● **Exercise description**
All of the data below is to be copied exactly.

● **Provided data**
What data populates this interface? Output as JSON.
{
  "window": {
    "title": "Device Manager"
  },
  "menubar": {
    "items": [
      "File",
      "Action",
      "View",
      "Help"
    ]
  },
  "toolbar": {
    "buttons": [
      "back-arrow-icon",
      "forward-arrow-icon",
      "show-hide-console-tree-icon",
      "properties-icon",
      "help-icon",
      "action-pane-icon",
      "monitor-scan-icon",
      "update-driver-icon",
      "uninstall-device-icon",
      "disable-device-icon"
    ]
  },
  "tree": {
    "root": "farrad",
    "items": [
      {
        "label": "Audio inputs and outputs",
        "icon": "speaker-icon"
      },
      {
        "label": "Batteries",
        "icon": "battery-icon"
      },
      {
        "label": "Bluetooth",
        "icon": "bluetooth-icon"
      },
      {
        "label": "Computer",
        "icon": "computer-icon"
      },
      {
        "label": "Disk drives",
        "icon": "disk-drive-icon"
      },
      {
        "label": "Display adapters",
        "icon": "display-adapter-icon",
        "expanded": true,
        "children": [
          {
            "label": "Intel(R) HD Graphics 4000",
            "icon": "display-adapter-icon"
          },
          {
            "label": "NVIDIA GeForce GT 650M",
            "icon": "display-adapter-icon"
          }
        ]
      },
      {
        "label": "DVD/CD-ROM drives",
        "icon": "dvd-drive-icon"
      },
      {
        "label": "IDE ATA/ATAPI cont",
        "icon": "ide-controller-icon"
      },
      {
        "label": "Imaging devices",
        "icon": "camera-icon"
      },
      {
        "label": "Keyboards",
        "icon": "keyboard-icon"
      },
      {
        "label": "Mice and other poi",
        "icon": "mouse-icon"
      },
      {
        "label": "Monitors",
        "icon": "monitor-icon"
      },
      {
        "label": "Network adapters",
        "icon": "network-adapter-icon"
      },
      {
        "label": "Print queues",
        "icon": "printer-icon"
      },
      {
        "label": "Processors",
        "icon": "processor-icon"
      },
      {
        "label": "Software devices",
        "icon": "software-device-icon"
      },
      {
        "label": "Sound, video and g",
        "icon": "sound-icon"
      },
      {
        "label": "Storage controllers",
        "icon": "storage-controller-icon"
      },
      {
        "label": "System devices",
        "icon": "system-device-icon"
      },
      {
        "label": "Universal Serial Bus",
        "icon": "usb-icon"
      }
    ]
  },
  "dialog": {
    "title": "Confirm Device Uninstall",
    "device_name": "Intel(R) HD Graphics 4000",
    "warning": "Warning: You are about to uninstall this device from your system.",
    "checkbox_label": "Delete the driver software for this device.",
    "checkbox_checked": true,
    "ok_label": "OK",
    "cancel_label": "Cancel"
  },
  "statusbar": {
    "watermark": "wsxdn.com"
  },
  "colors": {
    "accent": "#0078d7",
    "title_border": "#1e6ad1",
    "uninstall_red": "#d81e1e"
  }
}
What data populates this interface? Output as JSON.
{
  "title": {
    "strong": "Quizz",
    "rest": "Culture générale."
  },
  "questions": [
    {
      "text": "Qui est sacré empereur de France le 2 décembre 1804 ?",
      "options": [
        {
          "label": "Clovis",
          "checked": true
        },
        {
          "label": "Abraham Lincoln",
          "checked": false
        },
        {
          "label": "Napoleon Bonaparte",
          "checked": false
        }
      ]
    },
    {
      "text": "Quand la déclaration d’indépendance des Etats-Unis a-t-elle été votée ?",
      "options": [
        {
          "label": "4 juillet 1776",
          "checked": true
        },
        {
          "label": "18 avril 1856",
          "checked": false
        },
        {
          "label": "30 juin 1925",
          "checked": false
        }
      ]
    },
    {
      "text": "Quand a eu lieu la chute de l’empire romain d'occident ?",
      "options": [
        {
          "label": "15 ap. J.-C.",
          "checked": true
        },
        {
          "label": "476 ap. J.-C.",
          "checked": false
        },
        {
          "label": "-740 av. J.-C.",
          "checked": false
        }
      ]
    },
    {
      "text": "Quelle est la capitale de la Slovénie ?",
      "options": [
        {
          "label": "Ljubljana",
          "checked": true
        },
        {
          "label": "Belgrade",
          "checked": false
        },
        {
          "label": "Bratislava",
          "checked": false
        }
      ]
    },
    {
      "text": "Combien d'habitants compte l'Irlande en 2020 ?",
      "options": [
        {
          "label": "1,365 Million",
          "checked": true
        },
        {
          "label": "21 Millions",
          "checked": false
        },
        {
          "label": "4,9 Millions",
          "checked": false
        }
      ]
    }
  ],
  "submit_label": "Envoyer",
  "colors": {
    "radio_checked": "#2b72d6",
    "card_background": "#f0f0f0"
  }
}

● **Expected output**
What data populates this interface? Output as JSON.
{
  "window": {
    "title": "Device Manager"
  },
  "menubar": {
    "items": [
      "File",
      "Action",
      "View",
      "Help"
    ]
  },
  "toolbar": {
    "buttons": [
      "back-arrow-icon",
      "forward-arrow-icon",
      "show-hide-console-tree-icon",
      "properties-icon",
      "help-icon",
      "action-pane-icon",
      "monitor-scan-icon",
      "update-driver-icon",
      "uninstall-device-icon",
      "disable-device-icon"
    ]
  },
  "tree": {
    "root": "farrad",
    "items": [
      {
        "label": "Audio inputs and outputs",
        "icon": "speaker-icon"
      },
      {
        "label": "Batteries",
        "icon": "battery-icon"
      },
      {
        "label": "Bluetooth",
        "icon": "bluetooth-icon"
      },
      {
        "label": "Computer",
        "icon": "computer-icon"
      },
      {
        "label": "Disk drives",
        "icon": "disk-drive-icon"
      },
      {
        "label": "Display adapters",
        "icon": "display-adapter-icon",
        "expanded": true,
        "children": [
          {
            "label": "Intel(R) HD Graphics 4000",
            "icon": "display-adapter-icon"
          },
          {
            "label": "NVIDIA GeForce GT 650M",
            "icon": "display-adapter-icon"
          }
        ]
      },
      {
        "label": "DVD/CD-ROM drives",
        "icon": "dvd-drive-icon"
      },
      {
        "label": "IDE ATA/ATAPI cont",
        "icon": "ide-controller-icon"
      },
      {
        "label": "Imaging devices",
        "icon": "camera-icon"
      },
      {
        "label": "Keyboards",
        "icon": "keyboard-icon"
      },
      {
        "label": "Mice and other poi",
        "icon": "mouse-icon"
      },
      {
        "label": "Monitors",
        "icon": "monitor-icon"
      },
      {
        "label": "Network adapters",
        "icon": "network-adapter-icon"
      },
      {
        "label": "Print queues",
        "icon": "printer-icon"
      },
      {
        "label": "Processors",
        "icon": "processor-icon"
      },
      {
        "label": "Software devices",
        "icon": "software-device-icon"
      },
      {
        "label": "Sound, video and g",
        "icon": "sound-icon"
      },
      {
        "label": "Storage controllers",
        "icon": "storage-controller-icon"
      },
      {
        "label": "System devices",
        "icon": "system-device-icon"
      },
      {
        "label": "Universal Serial Bus",
        "icon": "usb-icon"
      }
    ]
  },
  "dialog": {
    "title": "Confirm Device Uninstall",
    "device_name": "Intel(R) HD Graphics 4000",
    "warning": "Warning: You are about to uninstall this device from your system.",
    "checkbox_label": "Delete the driver software for this device.",
    "checkbox_checked": true,
    "ok_label": "OK",
    "cancel_label": "Cancel"
  },
  "statusbar": {
    "watermark": "wsxdn.com"
  },
  "colors": {
    "accent": "#0078d7",
    "title_border": "#1e6ad1",
    "uninstall_red": "#d81e1e"
  }
}
What data populates this interface? Output as JSON.
{
  "title": {
    "strong": "Quizz",
    "rest": "Culture générale."
  },
  "questions": [
    {
      "text": "Qui est sacré empereur de France le 2 décembre 1804 ?",
      "options": [
        {
          "label": "Clovis",
          "checked": true
        },
        {
          "label": "Abraham Lincoln",
          "checked": false
        },
        {
          "label": "Napoleon Bonaparte",
          "checked": false
        }
      ]
    },
    {
      "text": "Quand la déclaration d’indépendance des Etats-Unis a-t-elle été votée ?",
      "options": [
        {
          "label": "4 juillet 1776",
          "checked": true
        },
        {
          "label": "18 avril 1856",
          "checked": false
        },
        {
          "label": "30 juin 1925",
          "checked": false
        }
      ]
    },
    {
      "text": "Quand a eu lieu la chute de l’empire romain d'occident ?",
      "options": [
        {
          "label": "15 ap. J.-C.",
          "checked": true
        },
        {
          "label": "476 ap. J.-C.",
          "checked": false
        },
        {
          "label": "-740 av. J.-C.",
          "checked": false
        }
      ]
    },
    {
      "text": "Quelle est la capitale de la Slovénie ?",
      "options": [
        {
          "label": "Ljubljana",
          "checked": true
        },
        {
          "label": "Belgrade",
          "checked": false
        },
        {
          "label": "Bratislava",
          "checked": false
        }
      ]
    },
    {
      "text": "Combien d'habitants compte l'Irlande en 2020 ?",
      "options": [
        {
          "label": "1,365 Million",
          "checked": true
        },
        {
          "label": "21 Millions",
          "checked": false
        },
        {
          "label": "4,9 Millions",
          "checked": false
        }
      ]
    }
  ],
  "submit_label": "Envoyer",
  "colors": {
    "radio_checked": "#2b72d6",
    "card_background": "#f0f0f0"
  }
}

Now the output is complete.